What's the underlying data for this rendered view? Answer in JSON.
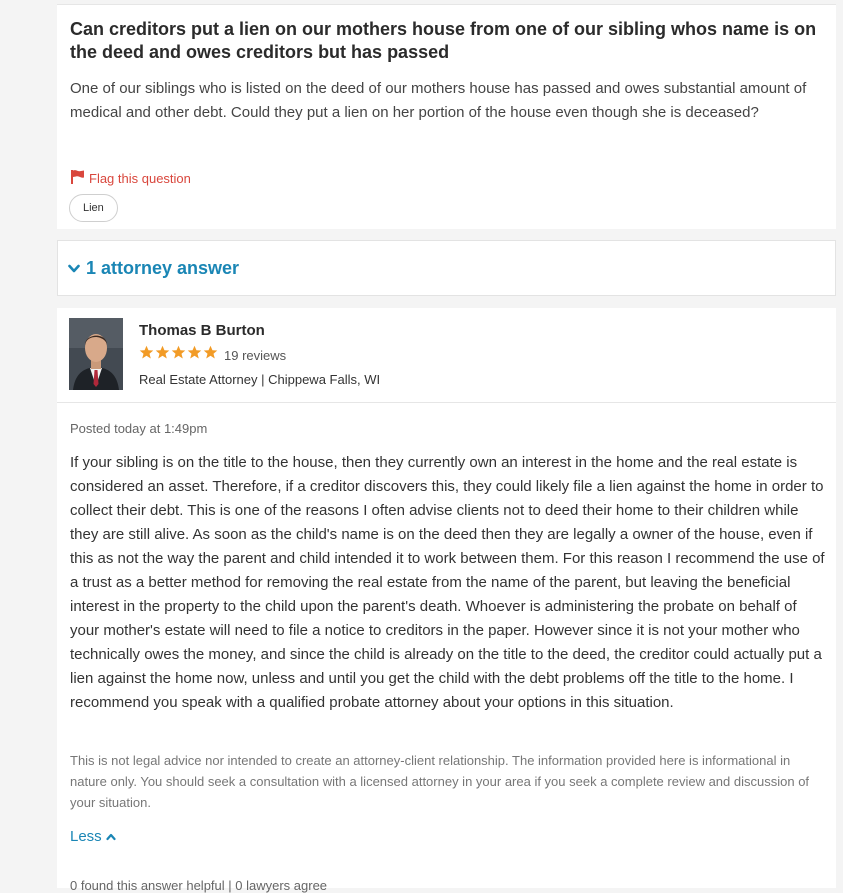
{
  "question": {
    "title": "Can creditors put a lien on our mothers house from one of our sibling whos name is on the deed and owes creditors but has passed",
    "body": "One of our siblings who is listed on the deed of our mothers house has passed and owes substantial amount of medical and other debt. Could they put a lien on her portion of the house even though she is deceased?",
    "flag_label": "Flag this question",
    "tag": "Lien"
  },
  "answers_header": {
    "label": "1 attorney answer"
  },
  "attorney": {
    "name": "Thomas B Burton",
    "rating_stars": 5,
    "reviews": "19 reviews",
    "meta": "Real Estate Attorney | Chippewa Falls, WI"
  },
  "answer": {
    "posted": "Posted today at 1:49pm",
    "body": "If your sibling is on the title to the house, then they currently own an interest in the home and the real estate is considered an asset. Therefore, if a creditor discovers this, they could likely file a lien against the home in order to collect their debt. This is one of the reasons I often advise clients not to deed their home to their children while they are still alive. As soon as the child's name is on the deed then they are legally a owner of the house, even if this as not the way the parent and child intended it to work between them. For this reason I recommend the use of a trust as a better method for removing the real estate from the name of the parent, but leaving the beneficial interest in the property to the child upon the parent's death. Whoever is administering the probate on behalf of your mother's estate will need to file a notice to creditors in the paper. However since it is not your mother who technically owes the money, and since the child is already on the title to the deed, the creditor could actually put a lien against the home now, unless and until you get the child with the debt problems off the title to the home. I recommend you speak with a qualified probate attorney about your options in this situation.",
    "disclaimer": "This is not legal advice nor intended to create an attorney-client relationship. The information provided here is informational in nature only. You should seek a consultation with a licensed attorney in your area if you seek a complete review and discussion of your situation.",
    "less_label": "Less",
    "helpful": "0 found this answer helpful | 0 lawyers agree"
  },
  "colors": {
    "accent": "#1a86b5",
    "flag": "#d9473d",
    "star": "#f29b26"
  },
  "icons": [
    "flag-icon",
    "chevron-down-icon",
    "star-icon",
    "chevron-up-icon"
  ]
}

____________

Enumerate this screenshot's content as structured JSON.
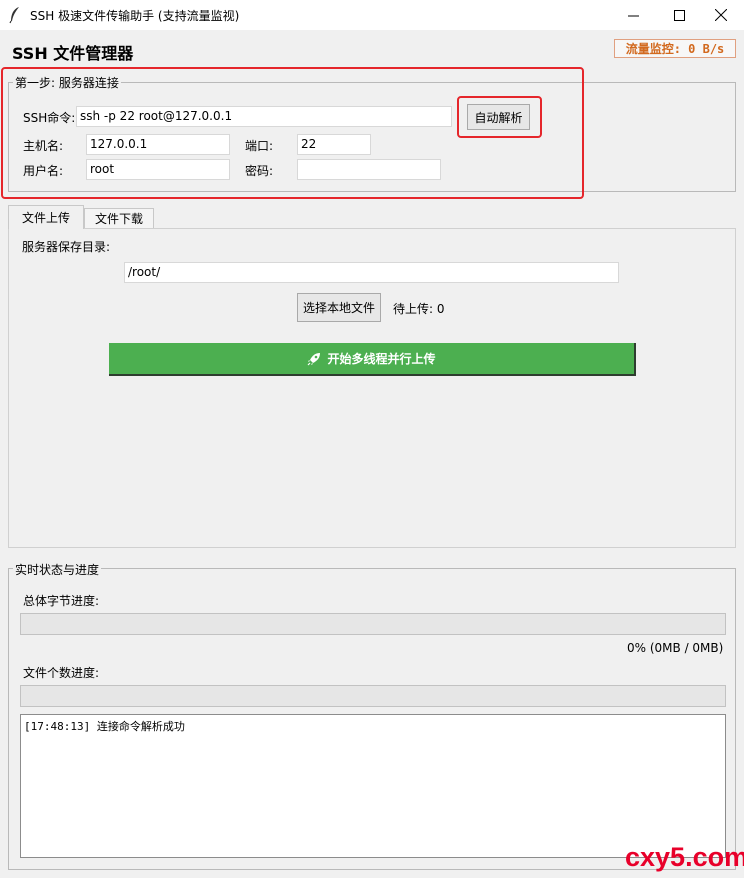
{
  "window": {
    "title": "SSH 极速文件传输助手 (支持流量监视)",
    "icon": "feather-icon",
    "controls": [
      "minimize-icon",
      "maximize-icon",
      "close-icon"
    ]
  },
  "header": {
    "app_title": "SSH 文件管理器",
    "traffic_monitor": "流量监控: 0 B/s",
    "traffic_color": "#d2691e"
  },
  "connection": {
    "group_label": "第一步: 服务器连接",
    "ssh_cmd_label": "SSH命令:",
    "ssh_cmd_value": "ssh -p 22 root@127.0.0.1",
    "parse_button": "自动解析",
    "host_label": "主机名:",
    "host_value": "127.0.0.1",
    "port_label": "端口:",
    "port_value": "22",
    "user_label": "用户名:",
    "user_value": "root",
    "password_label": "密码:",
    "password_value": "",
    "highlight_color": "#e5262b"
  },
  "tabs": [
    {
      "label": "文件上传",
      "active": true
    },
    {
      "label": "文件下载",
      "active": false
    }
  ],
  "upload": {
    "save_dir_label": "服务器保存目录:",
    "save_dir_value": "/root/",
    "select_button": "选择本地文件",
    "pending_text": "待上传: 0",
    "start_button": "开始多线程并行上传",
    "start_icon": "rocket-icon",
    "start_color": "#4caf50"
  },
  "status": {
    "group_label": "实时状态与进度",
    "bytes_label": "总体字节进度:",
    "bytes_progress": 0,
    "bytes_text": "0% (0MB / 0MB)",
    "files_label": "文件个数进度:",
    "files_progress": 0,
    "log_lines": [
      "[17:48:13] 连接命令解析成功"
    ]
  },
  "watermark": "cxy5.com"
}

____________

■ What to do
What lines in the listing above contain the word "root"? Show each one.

■ Reply to the exercise
    "ssh_cmd_value": "ssh -p 22 root@127.0.0.1",
    "user_value": "root",
    "save_dir_value": "/root/",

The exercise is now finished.